substance to be more powerful, and are carefully screening
it for safety and effectiveness.
AndroScience Corp., a biotech company founded by Chang
and others in 2000, is evaluating ASC-J9 in several
clinical settings, although not yet in the treatment
of liver cancer, Chang said. The URMC owns a stake
in AndroScience and has licensed several of Chang's
In the current study, researchers found that AR cooperates
with the hepatitis B virus to trigger the expression
of several oncogenes, resulting in normal liver cells
transforming into cancer cells. Furthermore, they
showed that liver tumors without the AR had fewer
proliferating cancer cells, which helps to explain
the gender disparity in the disease.
Some of the findings are in agreement with earlier
studies by Chang's lab on the role of AR in prostate
cancer. Just as in prostate cancer, the liver tumor
microenvironment is rich in various cell types, each
of which has a distinct role in promoting the cancer.
"It will be interesting to see if targeting AR
at different stages or in different liver cancer cell
types may also lead to differential effects during
the progression of cancer," the paper concluded.
The hepatitis B and C viruses account for approximately
80 percent of primary liver cancer cases worldwide.

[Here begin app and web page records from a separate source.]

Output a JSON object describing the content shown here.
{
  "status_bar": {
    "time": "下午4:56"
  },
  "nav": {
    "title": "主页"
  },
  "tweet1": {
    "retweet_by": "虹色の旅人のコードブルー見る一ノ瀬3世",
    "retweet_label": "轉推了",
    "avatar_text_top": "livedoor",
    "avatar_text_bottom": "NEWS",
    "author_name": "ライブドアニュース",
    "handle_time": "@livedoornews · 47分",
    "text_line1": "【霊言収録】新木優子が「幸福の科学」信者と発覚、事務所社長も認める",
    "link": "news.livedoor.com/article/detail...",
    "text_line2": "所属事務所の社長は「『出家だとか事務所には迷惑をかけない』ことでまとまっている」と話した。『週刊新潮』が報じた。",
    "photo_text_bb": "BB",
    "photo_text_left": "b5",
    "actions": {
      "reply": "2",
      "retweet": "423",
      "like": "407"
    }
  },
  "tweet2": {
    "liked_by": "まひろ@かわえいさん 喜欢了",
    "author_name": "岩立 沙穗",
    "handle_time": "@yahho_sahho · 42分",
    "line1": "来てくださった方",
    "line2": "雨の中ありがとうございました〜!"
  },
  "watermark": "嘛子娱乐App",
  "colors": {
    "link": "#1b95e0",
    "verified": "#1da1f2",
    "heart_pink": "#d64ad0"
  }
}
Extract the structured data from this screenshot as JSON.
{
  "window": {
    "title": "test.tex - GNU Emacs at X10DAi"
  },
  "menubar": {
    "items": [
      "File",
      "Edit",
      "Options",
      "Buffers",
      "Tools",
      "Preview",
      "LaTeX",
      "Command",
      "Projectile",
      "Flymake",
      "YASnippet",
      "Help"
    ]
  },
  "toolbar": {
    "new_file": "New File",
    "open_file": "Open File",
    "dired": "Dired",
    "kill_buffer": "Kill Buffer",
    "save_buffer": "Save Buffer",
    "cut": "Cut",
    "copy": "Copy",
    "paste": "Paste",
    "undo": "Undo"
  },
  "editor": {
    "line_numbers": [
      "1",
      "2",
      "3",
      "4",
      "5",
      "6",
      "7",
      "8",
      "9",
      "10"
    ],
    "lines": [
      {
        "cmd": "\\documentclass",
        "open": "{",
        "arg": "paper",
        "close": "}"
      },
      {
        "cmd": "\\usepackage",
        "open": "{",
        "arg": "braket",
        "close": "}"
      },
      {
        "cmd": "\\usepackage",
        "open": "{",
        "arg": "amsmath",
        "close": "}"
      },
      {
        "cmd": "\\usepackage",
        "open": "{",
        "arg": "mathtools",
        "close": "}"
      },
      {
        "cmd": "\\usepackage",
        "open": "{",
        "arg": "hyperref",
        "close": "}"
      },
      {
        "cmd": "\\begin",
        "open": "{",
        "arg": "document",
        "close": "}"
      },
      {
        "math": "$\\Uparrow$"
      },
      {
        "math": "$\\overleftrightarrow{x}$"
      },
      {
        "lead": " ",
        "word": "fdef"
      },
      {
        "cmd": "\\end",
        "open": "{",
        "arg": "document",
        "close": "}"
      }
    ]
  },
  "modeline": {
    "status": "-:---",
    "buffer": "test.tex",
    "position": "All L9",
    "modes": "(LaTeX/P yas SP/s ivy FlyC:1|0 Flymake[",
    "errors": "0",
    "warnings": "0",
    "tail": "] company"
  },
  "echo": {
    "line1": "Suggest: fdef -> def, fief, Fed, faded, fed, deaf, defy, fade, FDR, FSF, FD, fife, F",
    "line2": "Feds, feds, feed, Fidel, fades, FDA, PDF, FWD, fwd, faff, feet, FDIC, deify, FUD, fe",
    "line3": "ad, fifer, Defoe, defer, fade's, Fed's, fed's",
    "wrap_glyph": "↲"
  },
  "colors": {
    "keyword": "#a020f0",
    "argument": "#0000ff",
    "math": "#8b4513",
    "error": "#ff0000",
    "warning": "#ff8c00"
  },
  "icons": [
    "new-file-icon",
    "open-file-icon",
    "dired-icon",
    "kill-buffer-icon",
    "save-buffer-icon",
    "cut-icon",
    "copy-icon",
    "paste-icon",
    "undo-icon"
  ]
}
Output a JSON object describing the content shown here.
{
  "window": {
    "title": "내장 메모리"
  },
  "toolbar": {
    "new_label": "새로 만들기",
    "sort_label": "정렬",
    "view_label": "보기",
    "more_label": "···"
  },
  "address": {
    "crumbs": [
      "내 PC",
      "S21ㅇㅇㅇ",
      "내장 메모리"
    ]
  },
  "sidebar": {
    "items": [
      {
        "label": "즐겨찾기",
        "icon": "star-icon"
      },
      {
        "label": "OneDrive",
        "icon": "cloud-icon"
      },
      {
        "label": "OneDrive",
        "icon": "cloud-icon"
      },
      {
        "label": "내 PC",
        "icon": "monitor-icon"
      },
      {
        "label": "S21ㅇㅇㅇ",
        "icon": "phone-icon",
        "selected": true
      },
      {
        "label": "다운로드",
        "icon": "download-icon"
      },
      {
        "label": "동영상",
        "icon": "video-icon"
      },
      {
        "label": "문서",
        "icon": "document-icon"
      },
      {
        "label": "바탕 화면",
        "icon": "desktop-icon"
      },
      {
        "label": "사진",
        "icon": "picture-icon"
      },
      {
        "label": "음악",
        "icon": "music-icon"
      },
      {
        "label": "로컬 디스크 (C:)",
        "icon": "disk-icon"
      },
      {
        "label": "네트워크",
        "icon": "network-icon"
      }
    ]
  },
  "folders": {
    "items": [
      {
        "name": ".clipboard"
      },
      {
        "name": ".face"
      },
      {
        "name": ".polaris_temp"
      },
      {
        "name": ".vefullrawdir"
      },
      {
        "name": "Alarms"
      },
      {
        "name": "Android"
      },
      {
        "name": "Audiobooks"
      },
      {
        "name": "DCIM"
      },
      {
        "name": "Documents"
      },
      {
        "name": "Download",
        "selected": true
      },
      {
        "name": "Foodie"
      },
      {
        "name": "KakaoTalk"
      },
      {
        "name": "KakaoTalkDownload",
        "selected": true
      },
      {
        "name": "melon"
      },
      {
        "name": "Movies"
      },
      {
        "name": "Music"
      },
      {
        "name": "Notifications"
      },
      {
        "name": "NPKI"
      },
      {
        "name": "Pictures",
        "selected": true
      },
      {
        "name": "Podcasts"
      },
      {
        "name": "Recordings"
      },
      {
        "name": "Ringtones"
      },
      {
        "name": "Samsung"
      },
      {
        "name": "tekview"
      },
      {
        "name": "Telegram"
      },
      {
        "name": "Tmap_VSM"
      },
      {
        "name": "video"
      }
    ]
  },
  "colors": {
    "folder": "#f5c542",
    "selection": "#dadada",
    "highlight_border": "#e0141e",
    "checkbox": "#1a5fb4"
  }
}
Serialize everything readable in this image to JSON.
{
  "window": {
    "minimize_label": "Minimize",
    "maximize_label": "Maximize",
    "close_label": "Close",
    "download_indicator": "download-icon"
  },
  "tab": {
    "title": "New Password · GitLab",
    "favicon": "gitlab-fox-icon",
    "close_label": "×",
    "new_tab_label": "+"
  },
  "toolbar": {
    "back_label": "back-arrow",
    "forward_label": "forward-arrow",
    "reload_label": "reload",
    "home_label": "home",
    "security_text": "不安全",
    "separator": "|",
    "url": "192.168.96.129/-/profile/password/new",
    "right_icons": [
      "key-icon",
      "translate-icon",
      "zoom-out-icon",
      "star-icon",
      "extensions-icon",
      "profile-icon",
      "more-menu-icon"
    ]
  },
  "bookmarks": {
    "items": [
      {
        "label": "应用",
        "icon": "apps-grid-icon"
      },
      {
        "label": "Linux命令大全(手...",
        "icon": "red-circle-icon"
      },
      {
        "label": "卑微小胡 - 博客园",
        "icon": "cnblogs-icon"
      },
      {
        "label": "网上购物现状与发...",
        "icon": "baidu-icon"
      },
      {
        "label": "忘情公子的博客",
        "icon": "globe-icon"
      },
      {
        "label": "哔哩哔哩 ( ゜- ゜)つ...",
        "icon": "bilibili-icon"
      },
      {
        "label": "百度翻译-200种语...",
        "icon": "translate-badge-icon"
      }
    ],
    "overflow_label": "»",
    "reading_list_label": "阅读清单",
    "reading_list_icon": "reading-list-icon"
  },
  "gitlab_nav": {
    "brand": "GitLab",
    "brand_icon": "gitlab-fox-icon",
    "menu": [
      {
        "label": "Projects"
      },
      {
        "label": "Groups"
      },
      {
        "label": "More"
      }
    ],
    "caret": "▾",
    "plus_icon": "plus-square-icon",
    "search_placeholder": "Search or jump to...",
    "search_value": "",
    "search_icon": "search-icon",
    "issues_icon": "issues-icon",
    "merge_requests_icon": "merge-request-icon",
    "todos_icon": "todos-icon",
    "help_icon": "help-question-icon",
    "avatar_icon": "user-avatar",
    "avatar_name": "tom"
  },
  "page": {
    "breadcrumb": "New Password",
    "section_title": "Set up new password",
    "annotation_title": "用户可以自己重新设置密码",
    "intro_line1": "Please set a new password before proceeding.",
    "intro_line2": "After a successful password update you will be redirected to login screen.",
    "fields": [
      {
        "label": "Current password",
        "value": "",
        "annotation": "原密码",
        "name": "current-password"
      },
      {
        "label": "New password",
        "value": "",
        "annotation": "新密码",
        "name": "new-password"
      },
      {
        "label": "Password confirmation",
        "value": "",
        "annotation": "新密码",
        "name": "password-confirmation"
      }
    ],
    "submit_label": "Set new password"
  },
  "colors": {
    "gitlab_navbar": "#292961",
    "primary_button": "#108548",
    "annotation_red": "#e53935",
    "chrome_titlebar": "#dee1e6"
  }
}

Newborn vaccines and screenings for HBV and HCV, particularly
in Asian and African countries, have reduced the incidence
of liver cancer in later years. Still, an estimated
560,000 new cases are diagnosed annually. In high-risk
areas such as China, Japan and sub-Saharan Africa
the male-to-female ratio of liver cancer can be as
high as 8 to 1. The current best treatment is surgery;
median survival is generally six months.
Investigator affiliations: Institute of Basic Medical
Sciences, National Cheng Kung University, Tainan,
Taiwan; George Whipple Lab for Cancer Research, Departments
of Pathology and Urology and Wilmot Cancer Center,
University of Rochester Medical Center, Rochester,
NY; Sex Hormone Research Center, Graduate Institute
of Clinical Medical Science, Department of Obstetrics
and Gynecology, China Medical University/Hospital,
Taichung, Taiwan; Division of Hematology-Oncology,
Department of Internal Medicine, Chang Gung University/Memorial
Hospital, Taoyuan, Taiwan; Department of Molecular
Microbiology and Immunology, University of Southern
California, Los Angeles, CA.